GIVEN DATA -

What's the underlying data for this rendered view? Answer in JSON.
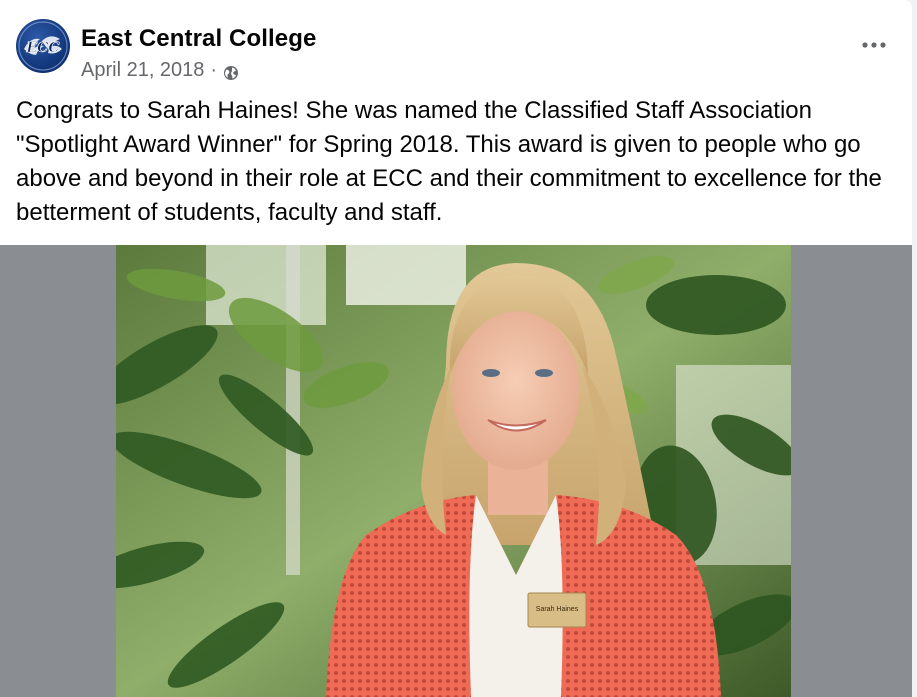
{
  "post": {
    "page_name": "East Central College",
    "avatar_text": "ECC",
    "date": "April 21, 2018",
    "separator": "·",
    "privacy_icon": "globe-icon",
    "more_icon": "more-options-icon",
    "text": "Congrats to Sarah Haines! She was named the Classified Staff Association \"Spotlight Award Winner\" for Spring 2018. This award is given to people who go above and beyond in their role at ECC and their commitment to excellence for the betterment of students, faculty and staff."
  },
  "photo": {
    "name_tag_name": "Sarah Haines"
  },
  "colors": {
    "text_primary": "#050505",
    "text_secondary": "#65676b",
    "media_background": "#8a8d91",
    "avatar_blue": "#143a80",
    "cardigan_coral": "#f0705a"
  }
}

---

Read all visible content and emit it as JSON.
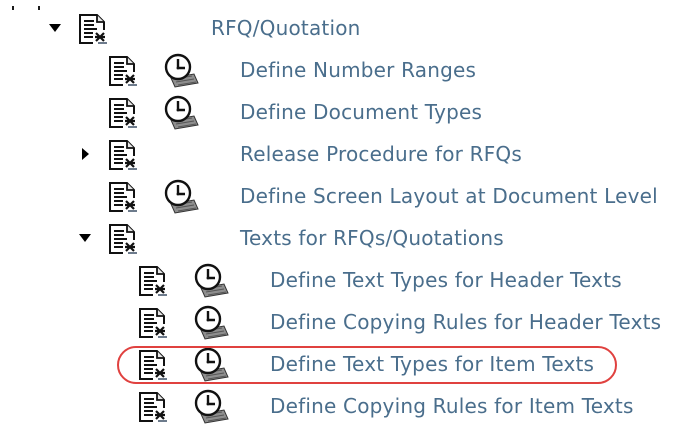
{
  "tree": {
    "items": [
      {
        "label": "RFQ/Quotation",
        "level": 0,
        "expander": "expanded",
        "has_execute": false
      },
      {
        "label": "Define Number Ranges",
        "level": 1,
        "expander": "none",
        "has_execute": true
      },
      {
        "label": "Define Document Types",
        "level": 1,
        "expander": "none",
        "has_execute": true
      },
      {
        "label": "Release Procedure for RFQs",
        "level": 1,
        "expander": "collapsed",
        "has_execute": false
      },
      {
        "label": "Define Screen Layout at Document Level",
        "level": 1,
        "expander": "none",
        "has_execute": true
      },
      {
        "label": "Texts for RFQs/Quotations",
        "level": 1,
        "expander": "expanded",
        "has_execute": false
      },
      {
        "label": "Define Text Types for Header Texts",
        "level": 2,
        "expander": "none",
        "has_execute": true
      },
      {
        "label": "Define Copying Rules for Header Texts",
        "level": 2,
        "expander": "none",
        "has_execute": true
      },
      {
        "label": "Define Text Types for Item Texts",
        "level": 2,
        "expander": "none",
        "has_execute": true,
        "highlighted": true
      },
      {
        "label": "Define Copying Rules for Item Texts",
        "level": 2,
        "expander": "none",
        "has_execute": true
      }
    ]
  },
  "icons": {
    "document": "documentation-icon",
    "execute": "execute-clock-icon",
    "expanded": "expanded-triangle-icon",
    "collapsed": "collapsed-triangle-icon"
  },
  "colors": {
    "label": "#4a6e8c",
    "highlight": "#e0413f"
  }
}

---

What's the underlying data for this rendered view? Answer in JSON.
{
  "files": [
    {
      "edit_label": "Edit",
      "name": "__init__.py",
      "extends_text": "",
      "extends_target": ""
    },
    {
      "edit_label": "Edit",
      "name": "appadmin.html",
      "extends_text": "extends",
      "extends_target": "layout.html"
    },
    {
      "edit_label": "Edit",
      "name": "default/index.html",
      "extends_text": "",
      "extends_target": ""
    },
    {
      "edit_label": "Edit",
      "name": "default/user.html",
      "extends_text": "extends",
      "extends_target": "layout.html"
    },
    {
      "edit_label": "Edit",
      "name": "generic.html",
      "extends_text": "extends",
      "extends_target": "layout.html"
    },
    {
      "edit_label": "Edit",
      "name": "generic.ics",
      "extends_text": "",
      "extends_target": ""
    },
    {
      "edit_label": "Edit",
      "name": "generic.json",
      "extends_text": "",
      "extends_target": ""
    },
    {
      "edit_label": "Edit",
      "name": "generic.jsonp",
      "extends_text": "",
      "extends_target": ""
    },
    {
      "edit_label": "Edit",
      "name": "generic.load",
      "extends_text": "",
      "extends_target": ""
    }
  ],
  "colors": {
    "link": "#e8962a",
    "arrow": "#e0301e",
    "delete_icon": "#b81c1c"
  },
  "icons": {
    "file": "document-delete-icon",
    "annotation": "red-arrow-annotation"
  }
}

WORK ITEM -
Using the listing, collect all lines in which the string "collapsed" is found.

EXERCISE RESPONSE -
        "expander": "collapsed",
    "collapsed": "collapsed-triangle-icon"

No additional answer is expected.